LERMA: Losing my dad, this is what heartbreak is. This is what it feels like to be without somebody that, like, you love so much.

STONE: The family wasn't able to have a funeral.

LERMA: His death was just brushed under the rug, like he's just another statistic.

STONE: It was July. The virus had already killed about 150,000 Americans. By late December, the death toll would be more than twice that. So many more families would be grieving. And Brenda and Miguel would replay this loss, this time with their father's brother, Heriberto.

ALDACO: You think you've gone to a particular point in your grieving and then it's not done. Here it comes again. OK, now my dad's baby brother is sick. You know, then he passes away.

STONE: And it still wasn't over. This month, Miguel's other uncle, Gonzalo, the last surviving brother of seven siblings, would end up in the hospital with COVID.

LERMA: Those three men, they were like the strong pillars, the bone of the family. And now they're all gone.

STONE: Miguel says his father and two uncles, all they held up in the world, you can't see that in the numbers.

LERMA: And all that's left is who they leave behind - their family, their wives, their kids, their grandkids.

STONE: But Brenda says, even as the U.S. crosses half a million deaths, she gets why some still don't grasp the magnitude of the pandemic.

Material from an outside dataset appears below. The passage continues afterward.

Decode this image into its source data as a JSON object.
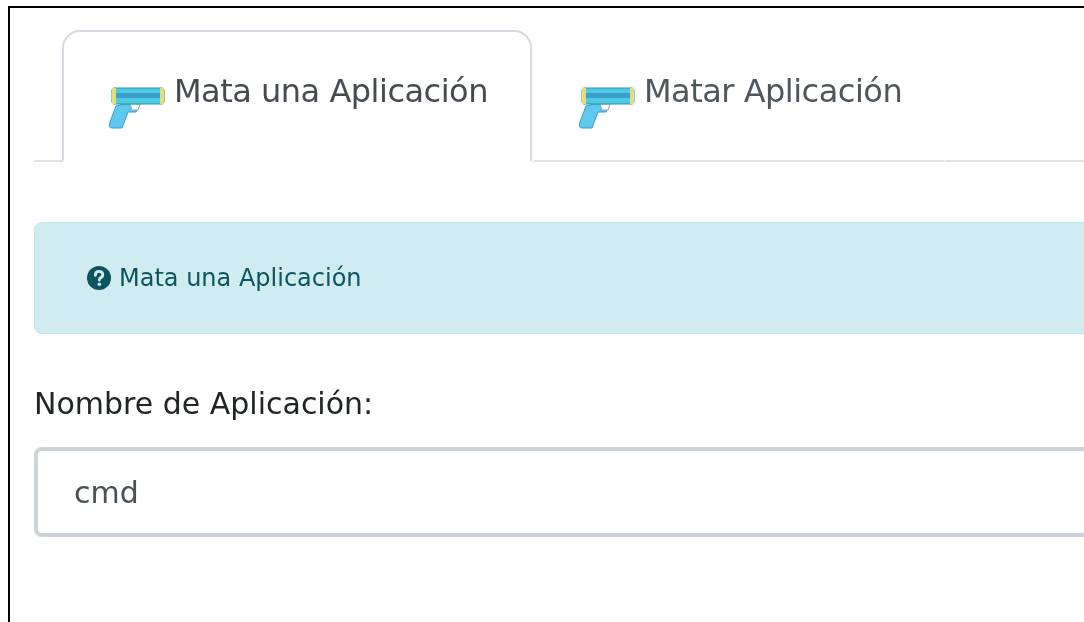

ALDACO: Each single person, each person individually - What did that person mean to someone? It's just overwhelming. It's overwhelming.

STONE: So, she says, it ends up being easier, safer to see this as happening to other people, not a generation of your own fathers and brothers.

For NPR News, I'm Will Stone.

(SOUNDBITE OF MUSIC)

SHAPIRO: And this story is from NPR's partnership with Kaiser Health News. Transcript provided by NPR, Copyright NPR.